Classmates Bid Farewell to Cortona Grad and Friend Ernesto Rizzi

    By enabling other students to embark on a life-changing journey, Rizzi’s legacy lives on

    By Carmen Rojas on October 20, 2017

    Hiking in the olive groves of Tuscany, strolling among the columns on Palatine Hill in Rome, making lifelong friendships – these are some of the experiences Ernesto Rizzi’s family and friends say he loved most about his 2002 study abroad term in Cortona, Italy.

    When Rizzi passed away unexpectedly last year, his loved ones decided the best way to honour his memory was to make it possible for other students to embark on the same kind of journey.

    “My brother had a deep sense of adventure and loved everything Italian,” says Luisa Rizzi. It was these things – in particular, his strong interest in exploring his Italian heritage – that inspired Rizzi to spend a term studying at the U of A School in Cortona>. The school, which is a satellite campus run by the Faculty of Arts, allows students from any discipline to immerse themselves in Italian culture while earning regular UAlberta course credits.

    “It’s life changing,” comments Rizzi’s classmate Margot Burstow. “When you’re in that unique situation – a bunch of English-speaking kids in the middle of Tuscany, trying to learn a bit of conversational Italian and sticking together – you get really close to people. You never shake the impact of that.”

    Within their tight-knit group that term, Rizzi became known for his sense of humour and practical jokes. “He really enjoyed having fun and poking fun at people all the time,” recalls Burstow. “He was a people person.”

    He was also known to share his love of food by cooking for his classmates on the weekend – perhaps foreshadowing his future career in the hospitality industry, culminating with his “dream job” of owning a successful food truck in Edmonton, Dolce and Banana.

    Stunned by the news of Rizzi’s sudden passing in 2016, his classmates knew they wanted to do something to honour their friend. Over coffee at the Italian Centre after his memorial service, the idea for a travel award to help other students attend the School in Cortona first began to take shape.

    “We just loved [Cortona] so much, all of us,” explains Burstow. “Any time we can help students who might not otherwise be able to go, or who might just be under a bit more financial stress, this can take a bit of the edge off.”

    Through personal donations, Rizzi’s small group of classmates from 2002 was able to raise more than $6,000 to create the Ernesto Rizzi Memorial Award.
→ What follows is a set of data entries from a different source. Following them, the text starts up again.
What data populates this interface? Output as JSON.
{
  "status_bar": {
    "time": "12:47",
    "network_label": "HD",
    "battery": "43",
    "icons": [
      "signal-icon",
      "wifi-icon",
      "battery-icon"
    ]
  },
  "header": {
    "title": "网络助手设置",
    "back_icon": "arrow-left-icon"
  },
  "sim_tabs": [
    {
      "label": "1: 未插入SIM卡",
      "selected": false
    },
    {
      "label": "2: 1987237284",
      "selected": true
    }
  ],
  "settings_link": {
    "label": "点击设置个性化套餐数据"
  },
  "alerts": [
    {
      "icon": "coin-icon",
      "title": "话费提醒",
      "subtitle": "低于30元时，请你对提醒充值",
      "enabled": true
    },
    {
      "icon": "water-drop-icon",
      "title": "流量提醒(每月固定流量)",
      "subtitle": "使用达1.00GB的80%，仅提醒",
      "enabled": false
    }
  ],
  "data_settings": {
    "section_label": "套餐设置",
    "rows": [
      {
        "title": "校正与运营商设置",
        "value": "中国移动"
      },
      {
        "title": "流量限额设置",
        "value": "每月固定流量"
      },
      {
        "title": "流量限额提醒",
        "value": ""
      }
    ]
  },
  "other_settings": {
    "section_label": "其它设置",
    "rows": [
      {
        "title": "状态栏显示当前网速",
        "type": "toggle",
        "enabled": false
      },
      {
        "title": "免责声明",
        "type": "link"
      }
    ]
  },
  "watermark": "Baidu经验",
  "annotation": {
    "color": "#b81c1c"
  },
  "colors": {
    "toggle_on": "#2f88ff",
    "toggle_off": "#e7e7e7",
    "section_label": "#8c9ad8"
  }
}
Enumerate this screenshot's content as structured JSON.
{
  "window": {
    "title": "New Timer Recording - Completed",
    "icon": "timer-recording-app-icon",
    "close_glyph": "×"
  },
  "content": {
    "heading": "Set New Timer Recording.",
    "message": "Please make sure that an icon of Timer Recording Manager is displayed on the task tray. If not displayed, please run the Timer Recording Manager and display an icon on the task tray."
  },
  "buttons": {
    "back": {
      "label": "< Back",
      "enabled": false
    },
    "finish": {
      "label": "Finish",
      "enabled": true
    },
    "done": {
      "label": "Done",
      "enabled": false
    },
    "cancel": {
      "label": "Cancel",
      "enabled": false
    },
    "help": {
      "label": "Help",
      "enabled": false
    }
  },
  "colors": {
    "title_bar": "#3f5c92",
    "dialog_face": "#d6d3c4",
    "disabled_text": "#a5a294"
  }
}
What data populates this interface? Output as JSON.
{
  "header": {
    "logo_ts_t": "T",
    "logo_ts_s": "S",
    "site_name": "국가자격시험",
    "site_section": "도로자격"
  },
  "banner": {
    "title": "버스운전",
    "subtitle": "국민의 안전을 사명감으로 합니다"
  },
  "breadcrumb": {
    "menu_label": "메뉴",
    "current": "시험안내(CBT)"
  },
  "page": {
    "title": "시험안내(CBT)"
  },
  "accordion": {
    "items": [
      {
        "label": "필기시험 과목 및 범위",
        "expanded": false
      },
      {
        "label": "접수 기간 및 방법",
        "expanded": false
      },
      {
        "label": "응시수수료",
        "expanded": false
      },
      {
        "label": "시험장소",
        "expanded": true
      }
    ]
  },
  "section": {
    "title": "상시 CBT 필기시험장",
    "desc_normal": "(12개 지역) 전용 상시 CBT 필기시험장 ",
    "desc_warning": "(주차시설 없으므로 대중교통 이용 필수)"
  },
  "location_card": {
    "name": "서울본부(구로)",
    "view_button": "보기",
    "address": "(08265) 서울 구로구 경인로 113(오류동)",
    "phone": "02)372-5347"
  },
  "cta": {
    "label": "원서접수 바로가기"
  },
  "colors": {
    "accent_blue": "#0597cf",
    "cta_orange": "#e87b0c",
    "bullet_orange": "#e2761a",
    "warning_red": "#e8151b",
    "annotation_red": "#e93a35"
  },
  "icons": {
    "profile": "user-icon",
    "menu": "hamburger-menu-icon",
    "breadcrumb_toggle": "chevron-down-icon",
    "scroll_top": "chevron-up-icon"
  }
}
    “That the moving force of the award is Ernesto's fellow students speaks volumes to the contribution that he made to the group and how much he was loved, but also to what the program collectively meant to them all,” says Helena Fracchia, director of the School in Cortona.

    When the Rizzi family learned about his classmates’ efforts, they were “completely overwhelmed and speechless,” says Luisa Rizzi. “We knew my brother had an impact on others, but we didn't know how much.”

    The family was eager to get involved, and is now working to endow the award so that it may continue to be offered to students for years to come. “Our deepest desire is to keep the award going so that our children and their children will never forget their uncle,” says Luisa.

    In Cortona, Ernesto Rizzi certainly hasn’t been forgotten – Fracchia says his “good cheer and smile remain in the halls of the program” and is pleased that he is being remembered in this way.

    “[This award] has a special place in my heart and in the Cortona program,” she says. “[It] not only honours Ernesto and his memory, it also continues his experience, his generosity, his kindness by helping to provide the same opportunity to other students.”

    The award will be granted for the first time in 2018.